The good news in the aftermath of Hurricane Irene is that no one in Monmouth County was killed, thanks in large part to early evacuation warnings from Gov. Christie on down through the county and local Offices of Emergency Management.

Nonetheless, a number of areas in Monmouth County sustained property damage due to severe flooding. Irene dumped between 9 and 12 inches of rain in our area, resulting in inland flooding when rivers and streams became swollen well beyond capacity.

Along the beach, waves pummeled Spring Lake so hard that much of its 2-mile-long   boardwalk was lifted off its footings.

On Sunday morning, the Manasquan River rose so high that the Manasquan River Regional Sewerage Authority feared the water would flood out the pumping station on Route 547 in Howell. The county Department of Public Works and Engineering responded and brought in clay from the county landfill to build a berm to protect. Concrete barriers also were brought in to steer the rushing water away from the pump house. Had the county not acted so quickly, the pump would have had to been shut down causing a sewage backup in Howell and Farmingdale.

As the day unfolded county OEM learned that a number of small county bridges that span the Manasquan River in Howell were topped over with water. In other areas, dams and spillways were simply no match for the volume of water and several roads were washed out as a result.

An untold number of trees toppled over and onto power lines, houses or into the streets. As of   Wednesday following the storm, thousands of county residents were still without electricity as Jersey Central Power & Light Co. crews worked to restore power.

Throughout the storm, the county’s Emergency Operations Center was fully staffed around the clock Saturday morning through Sunday evening. It is the first time the center was staffed 24 hours a day for a major event.

It was staffed by representatives from the Monmouth County Sheriff’s Office, the Office of Emergency Management (OEM),   Department of Public Works and Engineering, Public Information, Health Department, Human Services, MC Prosecutor’s Office, state police New Jersey Natural Gas Co., Red Cross, JCP&L, and several volunteers answering telephones.

The 9-1-1 Call Center answered 6,211 calls on Saturday and Sunday. On Friday and Saturday leading up to the storm, as many as 2,200 residents were sheltered at three locations in what was the first forced evacuations ever in Monmouth County.

Immediately following the storm, county engineers were busy re-inspecting all 980 county bridges, and worked into the night to draw up plans for projects that needed rehabilitation. Other divisions within the Department of Public Works and Engineering have been reassigned and are working 12-hour days to assist the engineers with their inspections.

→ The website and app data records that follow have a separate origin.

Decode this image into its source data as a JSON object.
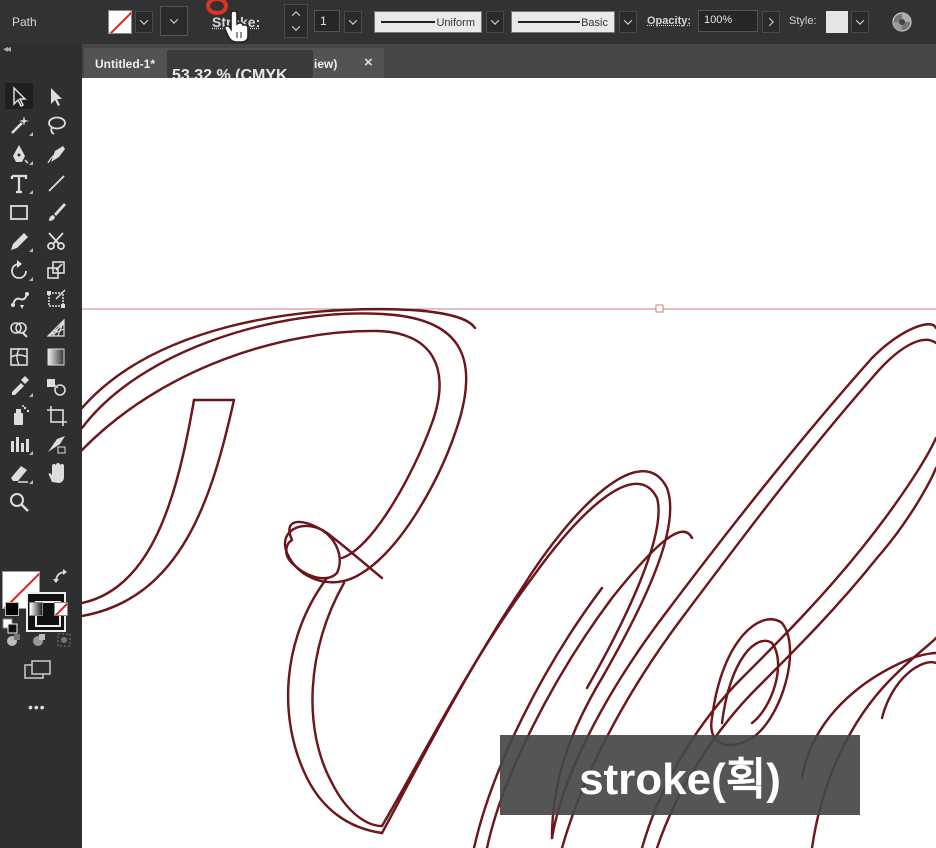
{
  "control_bar": {
    "selection_type": "Path",
    "stroke_label": "Stroke:",
    "stroke_weight": "1",
    "variable_width_profile": "Uniform",
    "brush_definition": "Basic",
    "opacity_label": "Opacity:",
    "opacity_value": "100%",
    "style_label": "Style:"
  },
  "document_tab": {
    "name": "Untitled-1*",
    "view_suffix": "iew)",
    "close_glyph": "×"
  },
  "zoom_tooltip": "53.32 % (CMYK",
  "tools": [
    "selection-tool",
    "direct-selection-tool",
    "magic-wand-tool",
    "lasso-tool",
    "pen-tool",
    "curvature-tool",
    "type-tool",
    "line-segment-tool",
    "rectangle-tool",
    "paintbrush-tool",
    "pencil-tool",
    "scissors-tool",
    "rotate-tool",
    "scale-tool",
    "puppet-warp-tool",
    "free-transform-tool",
    "shape-builder-tool",
    "perspective-grid-tool",
    "mesh-tool",
    "gradient-tool",
    "eyedropper-tool",
    "blend-tool",
    "symbol-sprayer-tool",
    "artboard-tool",
    "column-graph-tool",
    "slice-tool",
    "eraser-tool",
    "hand-tool",
    "zoom-tool"
  ],
  "more_tools_glyph": "•••",
  "colors": {
    "path_outline": "#5a1015",
    "path_inner": "#8a1a1e",
    "guide": "#c77b7b",
    "panel_bg": "#2f2f2f",
    "accent_none": "#dd2222"
  },
  "subtitle": "stroke(획)"
}
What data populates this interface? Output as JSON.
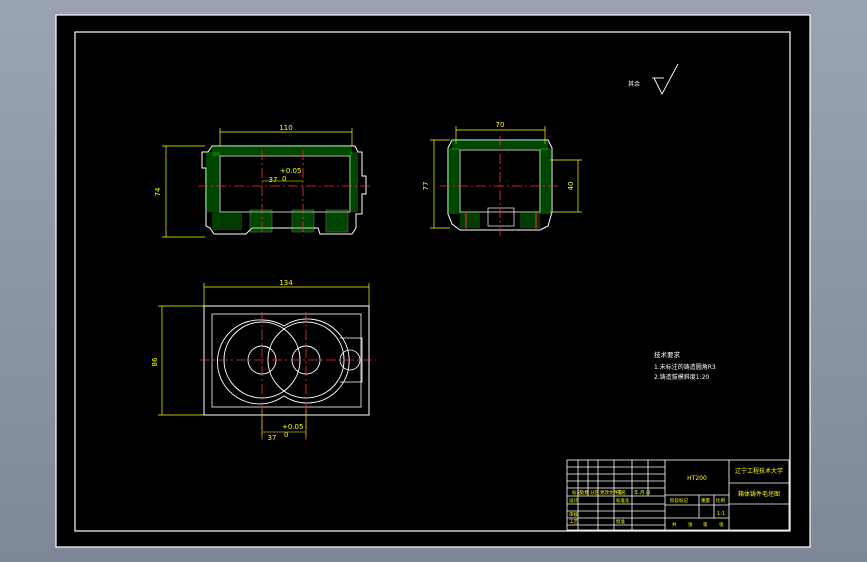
{
  "drawing": {
    "title": "HT200",
    "university": "辽宁工程技术大学",
    "part_name": "箱体铸件毛坯图",
    "scale": "1:1"
  },
  "surface_note": "其余",
  "tech_requirements": {
    "heading": "技术要求",
    "items": [
      "1.未标注的铸造圆角R3",
      "2.铸造拔模斜度1:20"
    ]
  },
  "dimensions": {
    "front_width": "110",
    "front_height": "74",
    "front_center": "37",
    "front_tol": "+0.05",
    "front_tol2": "0",
    "side_width": "70",
    "side_height": "77",
    "side_hole": "40",
    "top_width": "134",
    "top_height": "86",
    "top_center": "37",
    "top_tol": "+0.05",
    "top_tol2": "0"
  },
  "title_block": {
    "row_labels": [
      "标记",
      "处数",
      "分区",
      "更改文件号",
      "签名",
      "年.月.日"
    ],
    "left_labels": [
      "设计",
      "审核",
      "工艺"
    ],
    "mid_labels": [
      "标准化",
      "批准"
    ],
    "stage_labels": [
      "阶段标记",
      "重量",
      "比例"
    ],
    "sheet_labels": [
      "共",
      "张",
      "第",
      "张"
    ]
  }
}
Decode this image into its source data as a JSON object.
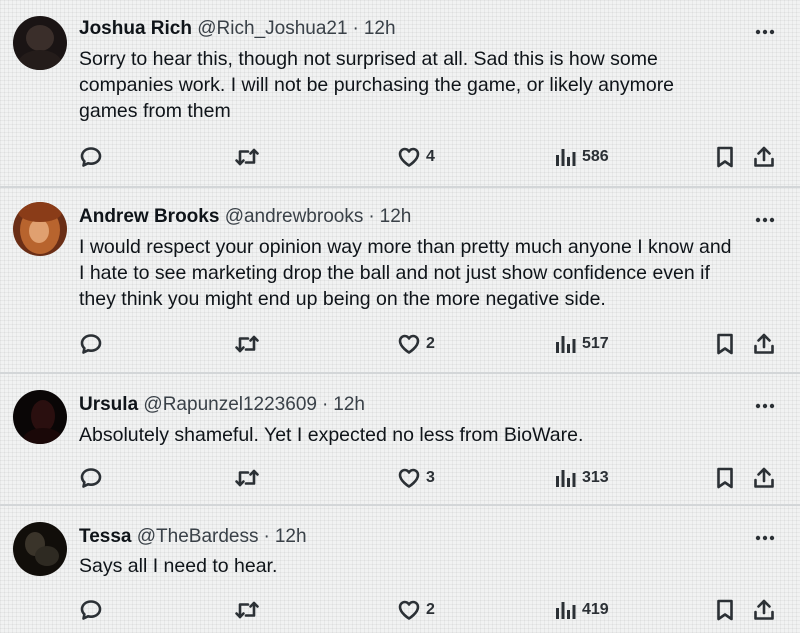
{
  "posts": [
    {
      "name": "Joshua Rich",
      "handle": "@Rich_Joshua21",
      "time": "12h",
      "lines": [
        "Sorry to hear this, though not surprised at all.  Sad this is how some",
        "companies work.  I will not be purchasing the game, or likely anymore",
        "games from them"
      ],
      "likes": "4",
      "views": "586",
      "avatar_colors": [
        "#1a1414",
        "#3a2e2a"
      ]
    },
    {
      "name": "Andrew Brooks",
      "handle": "@andrewbrooks",
      "time": "12h",
      "lines": [
        "I would respect your opinion way more than pretty much anyone I know and",
        "I hate to see marketing drop the ball and not just show confidence even if",
        "they think you might end up being on the more negative side."
      ],
      "likes": "2",
      "views": "517",
      "avatar_colors": [
        "#b8642e",
        "#5a2a14"
      ]
    },
    {
      "name": "Ursula",
      "handle": "@Rapunzel1223609",
      "time": "12h",
      "lines": [
        "Absolutely shameful. Yet I expected no less from BioWare."
      ],
      "likes": "3",
      "views": "313",
      "avatar_colors": [
        "#2a0f0f",
        "#0a0606"
      ]
    },
    {
      "name": "Tessa",
      "handle": "@TheBardess",
      "time": "12h",
      "lines": [
        "Says all I need to hear."
      ],
      "likes": "2",
      "views": "419",
      "avatar_colors": [
        "#2e2a22",
        "#110e0a"
      ]
    }
  ],
  "icons": {
    "reply": "reply-icon",
    "repost": "repost-icon",
    "like": "heart-icon",
    "views": "views-chart-icon",
    "bookmark": "bookmark-icon",
    "share": "share-icon",
    "more": "more-icon"
  },
  "colors": {
    "text": "#0f1419",
    "secondary": "#3a4148",
    "separator": "#d3d6d8",
    "background": "#f1f2f2"
  }
}
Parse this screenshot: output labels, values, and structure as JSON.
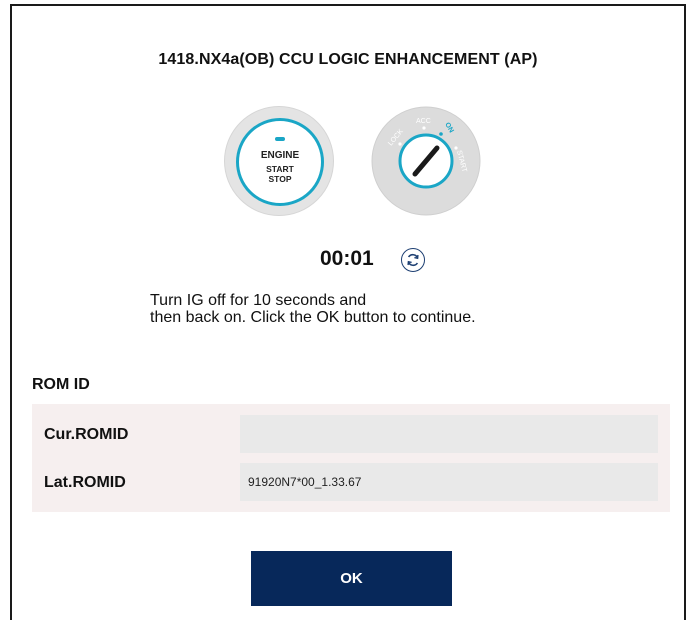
{
  "dialog": {
    "title": "1418.NX4a(OB) CCU LOGIC ENHANCEMENT (AP)"
  },
  "engine_button": {
    "line1": "ENGINE",
    "line2": "START",
    "line3": "STOP",
    "icon": "engine-start-stop-icon",
    "accent_color": "#1aa6c6"
  },
  "ignition_key": {
    "icon": "ignition-key-icon",
    "positions": [
      "LOCK",
      "ACC",
      "ON",
      "START"
    ],
    "active_position": "ON"
  },
  "timer": {
    "value": "00:01",
    "refresh_icon": "refresh-icon"
  },
  "instruction": {
    "line1": "Turn IG off for 10 seconds and",
    "line2": "then back on. Click the OK button to continue."
  },
  "rom": {
    "section_title": "ROM ID",
    "rows": [
      {
        "label": "Cur.ROMID",
        "value": ""
      },
      {
        "label": "Lat.ROMID",
        "value": "91920N7*00_1.33.67"
      }
    ]
  },
  "actions": {
    "ok_label": "OK",
    "ok_color": "#07285a"
  }
}
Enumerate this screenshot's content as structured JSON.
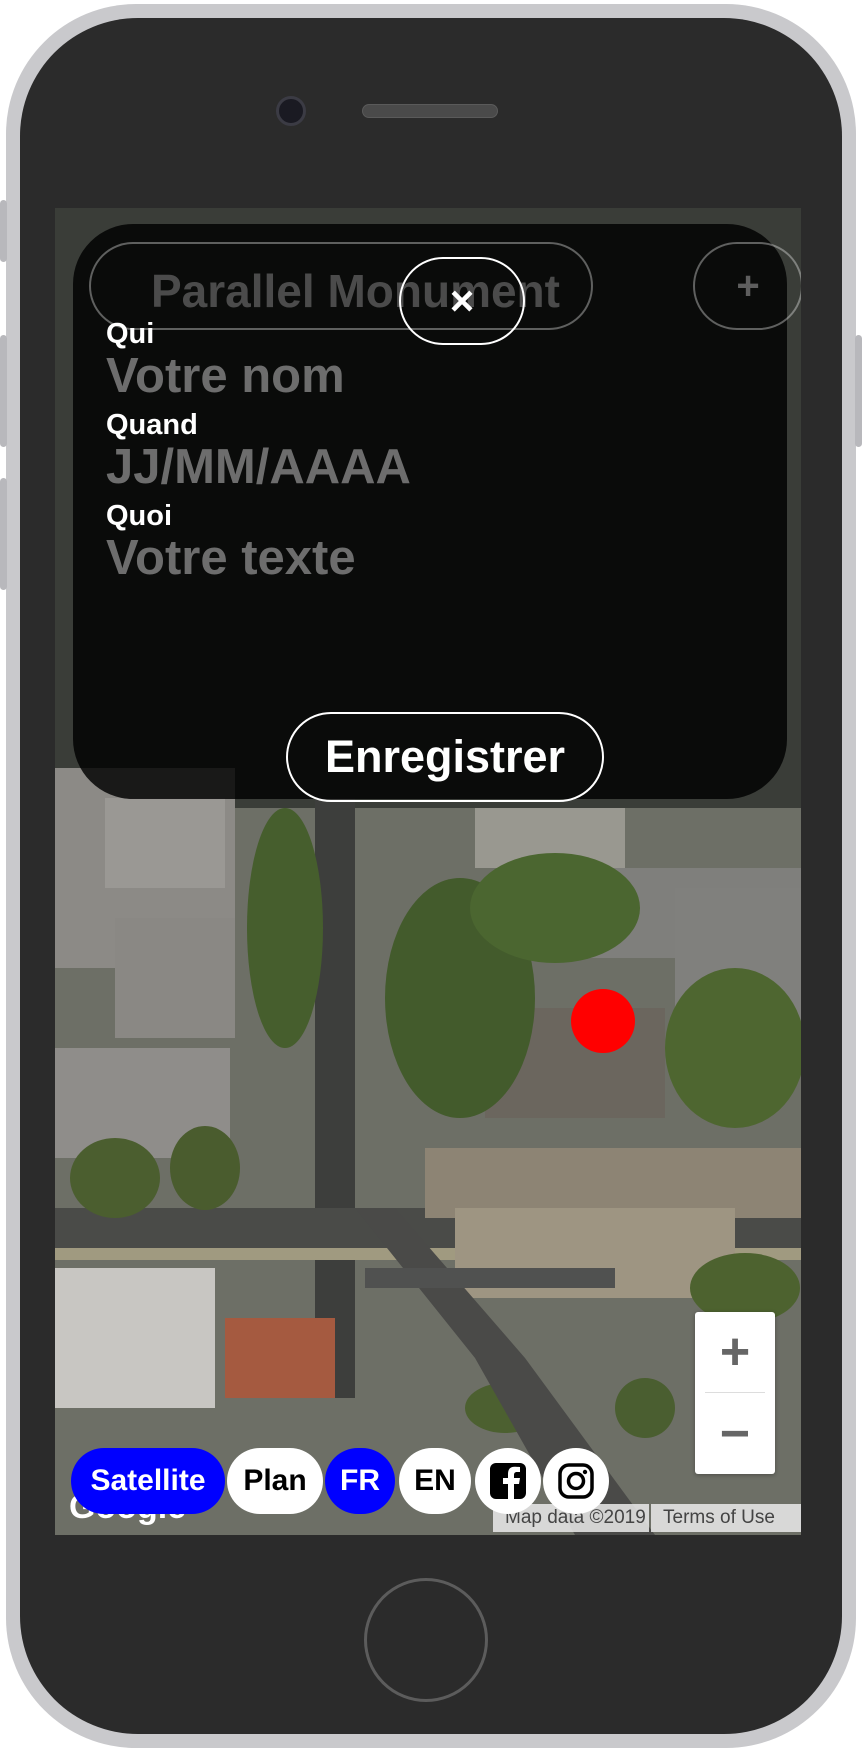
{
  "app": {
    "title": "Parallel Monument"
  },
  "header": {
    "add_icon": "+",
    "close_icon": "×"
  },
  "form": {
    "who_label": "Qui",
    "who_placeholder": "Votre nom",
    "when_label": "Quand",
    "when_placeholder": "JJ/MM/AAAA",
    "what_label": "Quoi",
    "what_placeholder": "Votre texte",
    "save_label": "Enregistrer"
  },
  "map": {
    "zoom_in": "+",
    "zoom_out": "−",
    "attribution": "Map data ©2019",
    "terms": "Terms of Use",
    "logo": "Google",
    "marker_color": "#ff0000"
  },
  "bottom_bar": {
    "satellite": "Satellite",
    "plan": "Plan",
    "lang_fr": "FR",
    "lang_en": "EN",
    "facebook_icon": "facebook-icon",
    "instagram_icon": "instagram-icon",
    "active_color": "#0000ff"
  }
}
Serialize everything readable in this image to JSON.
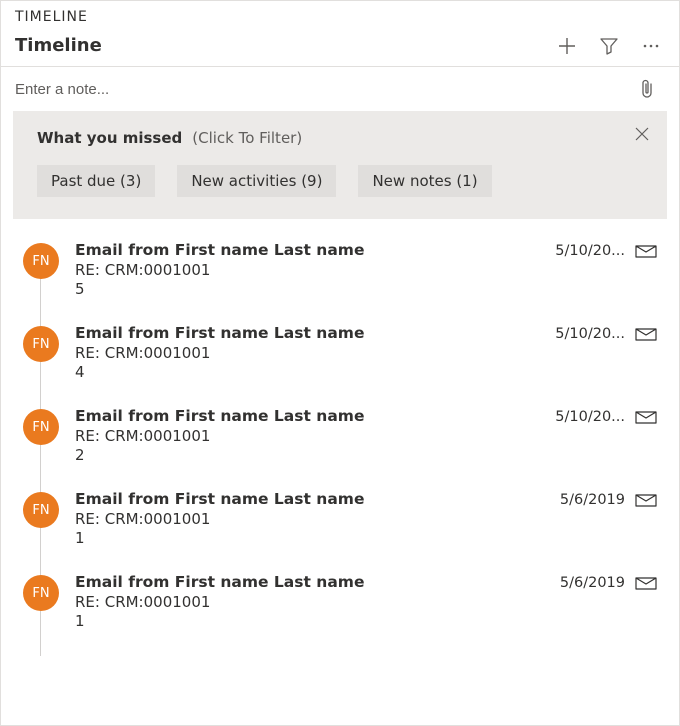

In addition to road closures, lingering problems beyond the county’s control included traffic signals that were not working due to power outages, and fallen trees that could not be removed right away because they had come into contact with power lines.

County employees worked hard throughout the storm and in the days and nights afterward to minimize the impact of Hurricane Irene. Even Gov. Christie complimented Monmouth County for its preparation and response to the storm.

In other county news, there will be a county-sponsored job fair on September 22nd from 4 to 7 p.m. at the recreation and Events Center at Brookdale Community College, Lincroft.

To better prepare jobseekers, special “Job Fair Workshop Series” are being held prior to the Job Fair. Workshops open to the public on three consecutive Wednesdays began Aug.  31. Two more will be held Sept. 7 and Sept. 14 from 2:30 to 4:30 p.m. at the Monmouth County Division of Employment and Training at 145 Wyckoff Rd., Eatontown. In addition, career seminars will be held on site during the Job Fair.

The Workforce Investment Board (WIB), which oversees the Division of Employment and Training, is now offering a new series of workshops called Ignite! These are targeted for jobseekers just starting out in their careers. It is a free networking group for people who are having the hardest time finding a job. The unemployment rate for seasoned employees is about 9 percent, while first-time jobseekers are facing a 12 percent to 15 percent unemployment rate.

In the area of shared services, a seminar scheduled Aug. 29 was canceled due to the arrival of Hurricane Irene. This meeting was designed to address shared services with representatives from all 53 municipalities. It has not yet been rescheduled.

I recently met with Long Branch Mayor Adam Schneider and Administrator Harold Woolley to discuss opportunities available by partnering with Monmouth County

Thomas A. Arnone
Monmouth County Freeholder